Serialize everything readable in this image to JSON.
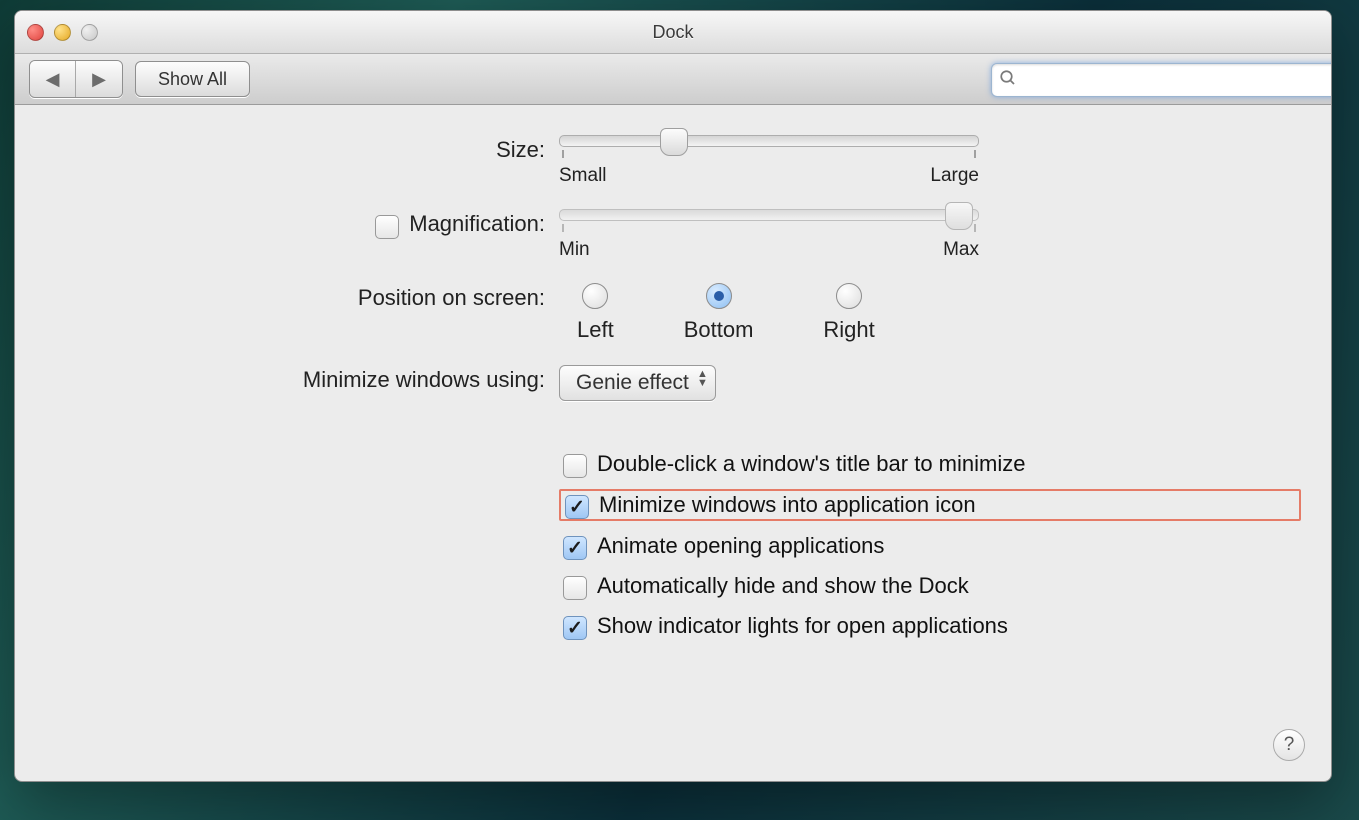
{
  "window": {
    "title": "Dock"
  },
  "toolbar": {
    "show_all": "Show All",
    "search_placeholder": ""
  },
  "size": {
    "label": "Size:",
    "min_label": "Small",
    "max_label": "Large",
    "value_percent": 24
  },
  "magnification": {
    "checkbox_label": "Magnification:",
    "checked": false,
    "min_label": "Min",
    "max_label": "Max",
    "value_percent": 96
  },
  "position": {
    "label": "Position on screen:",
    "options": {
      "left": "Left",
      "bottom": "Bottom",
      "right": "Right"
    },
    "selected": "bottom"
  },
  "minimize_using": {
    "label": "Minimize windows using:",
    "value": "Genie effect"
  },
  "checks": {
    "doubleclick": {
      "label": "Double-click a window's title bar to minimize",
      "checked": false
    },
    "minimize_into_icon": {
      "label": "Minimize windows into application icon",
      "checked": true,
      "highlighted": true
    },
    "animate": {
      "label": "Animate opening applications",
      "checked": true
    },
    "autohide": {
      "label": "Automatically hide and show the Dock",
      "checked": false
    },
    "indicator": {
      "label": "Show indicator lights for open applications",
      "checked": true
    }
  },
  "help": "?"
}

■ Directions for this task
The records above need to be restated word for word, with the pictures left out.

■ Task output
Serialize everything readable in this image to JSON.
{
  "window": {
    "title": "Dock"
  },
  "toolbar": {
    "show_all": "Show All",
    "search_placeholder": ""
  },
  "size": {
    "label": "Size:",
    "min_label": "Small",
    "max_label": "Large",
    "value_percent": 24
  },
  "magnification": {
    "checkbox_label": "Magnification:",
    "checked": false,
    "min_label": "Min",
    "max_label": "Max",
    "value_percent": 96
  },
  "position": {
    "label": "Position on screen:",
    "options": {
      "left": "Left",
      "bottom": "Bottom",
      "right": "Right"
    },
    "selected": "bottom"
  },
  "minimize_using": {
    "label": "Minimize windows using:",
    "value": "Genie effect"
  },
  "checks": {
    "doubleclick": {
      "label": "Double-click a window's title bar to minimize",
      "checked": false
    },
    "minimize_into_icon": {
      "label": "Minimize windows into application icon",
      "checked": true,
      "highlighted": true
    },
    "animate": {
      "label": "Animate opening applications",
      "checked": true
    },
    "autohide": {
      "label": "Automatically hide and show the Dock",
      "checked": false
    },
    "indicator": {
      "label": "Show indicator lights for open applications",
      "checked": true
    }
  },
  "help": "?"
}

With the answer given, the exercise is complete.